“‘I ask my lord to give me, placed upon a charger, the head of—’ She hesitated, as if not certain of the name; then said: ‘The head of Iaokanann [John]!’” —Gustave Flaubert, Herodias
Perhaps she was very angry with her beloved and so had him decapitated, but when she contemplated the beloved head upon the tray, she wept, went mad, and perished in an erotic frenzy.
A horrifying inner struggle in the psyche of Salome: a spiteful ego dragging other egos down in his abominable decadence, a loathsome triumph for the murderous devil... terrible... horrible...
Herod feared the multitude because they considered John to be a prophet. Chapter 11 of the Gospel of Matthew speaks of John the Baptist as a true jinn, a celestial man, a demigod, superior to the prophets. Jesus himself even stated the following about him:

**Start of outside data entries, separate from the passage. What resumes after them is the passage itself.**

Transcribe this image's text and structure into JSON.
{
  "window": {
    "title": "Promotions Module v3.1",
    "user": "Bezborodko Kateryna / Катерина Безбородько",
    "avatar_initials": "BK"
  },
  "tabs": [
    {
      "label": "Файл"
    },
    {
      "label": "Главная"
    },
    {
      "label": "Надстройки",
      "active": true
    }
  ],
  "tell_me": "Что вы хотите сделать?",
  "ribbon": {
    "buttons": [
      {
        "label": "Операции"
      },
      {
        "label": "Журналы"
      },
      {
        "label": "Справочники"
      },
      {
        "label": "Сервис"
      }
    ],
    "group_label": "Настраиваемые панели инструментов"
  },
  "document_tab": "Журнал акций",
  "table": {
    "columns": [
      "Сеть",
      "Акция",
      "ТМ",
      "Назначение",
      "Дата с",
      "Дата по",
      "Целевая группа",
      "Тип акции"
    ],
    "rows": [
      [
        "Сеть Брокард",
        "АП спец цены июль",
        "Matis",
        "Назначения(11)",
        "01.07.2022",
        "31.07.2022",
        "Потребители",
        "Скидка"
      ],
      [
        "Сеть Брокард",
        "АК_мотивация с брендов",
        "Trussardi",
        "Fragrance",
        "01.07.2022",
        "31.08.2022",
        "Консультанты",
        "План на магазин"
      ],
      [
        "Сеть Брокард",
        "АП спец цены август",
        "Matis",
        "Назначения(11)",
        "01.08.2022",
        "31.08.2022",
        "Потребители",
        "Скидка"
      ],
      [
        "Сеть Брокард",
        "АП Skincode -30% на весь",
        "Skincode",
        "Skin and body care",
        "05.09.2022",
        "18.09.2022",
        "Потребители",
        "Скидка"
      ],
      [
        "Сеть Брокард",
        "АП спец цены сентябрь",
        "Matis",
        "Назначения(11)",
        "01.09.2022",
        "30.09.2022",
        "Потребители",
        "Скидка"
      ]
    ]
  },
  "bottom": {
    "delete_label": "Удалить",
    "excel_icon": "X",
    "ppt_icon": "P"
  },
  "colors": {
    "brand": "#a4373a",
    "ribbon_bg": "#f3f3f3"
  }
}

“Yea, I say unto you, and one who is more than a prophet. For this is he, of whom it is written: ‘Behold, I send my messenger before thy face, who shall prepare thy way before thee.’ Verily I say unto you, among them that are born of women there hath not risen a greater one than John the Baptist: notwithstanding he that is least in the kingdom of heaven is greater than he.... And if ye will receive it, this is Elijah, who was to come. He that has ears, let him hear.” —Matthew 11:9-15
These words of the great Kabir Jesus link the two great Hebrew personages in one.
John the Baptist, decapitated by the lustful Salome, was in truth the living reincarnation of Elijah, the prophet of the Almighty.
At that time, the Nazarenes were known as the Baptists, Sabeans, and Christians of Saint John; their mistake consisted in the absurd belief that the Kabir Jesus was not the Son of God, but simply a prophet who wanted to follow John.
Origen (vol. II, page 150) observes,
“There are some people who say that John the Baptist was the Anointed One, (Christ).”
“When the concepts of the Gnostics, who saw in Jesus the Logos and the Anointed, began gaining ground, the early Christians left the Nazarenes, who unjustly accused the Hierophant Jesus of perverting the teachings of John and of changing for another the baptism in the Jordan.” —Codex Nazarenus II page 109
Salome, naked, intoxicated with wine and passion, dancing in front of King Herod with the innocent head of John the Baptist in her erotic arms, shook the lands of Tiberias, Jerusalem, Galilee, and Capernaum...
However, we must not be so outraged: Salome lives within the intimate psychological depths of many women... You know this... and no male must presume that he is perfect, because within each male a Herod is concealed.
To kill is obviously the most destructive and most corrupt act known on the planet Earth.
It is written in the book of all mysteries that you can kill not only with daggers, firearms, the gallows, or poison. There are many that kill with a contemptuous look, with an ironic smile or laugh, with ingratitude or libel or slander.
Truly I tell you that the world is full of uxoricides, matricides, patricides, fratricides, etc.
A lot of love and wise copulation with the one we love is necessary if we truly want to reduce the murderous devil to cosmic dust by means of the omnipotent spear of Eros.
This chapter is from The Mystery of the Golden Flower (1971) by Samael Aun Weor. The print and ebook editions by Glorian Publishing (a non-profit organization) include features like illustrations, footnotes, glossary, and index.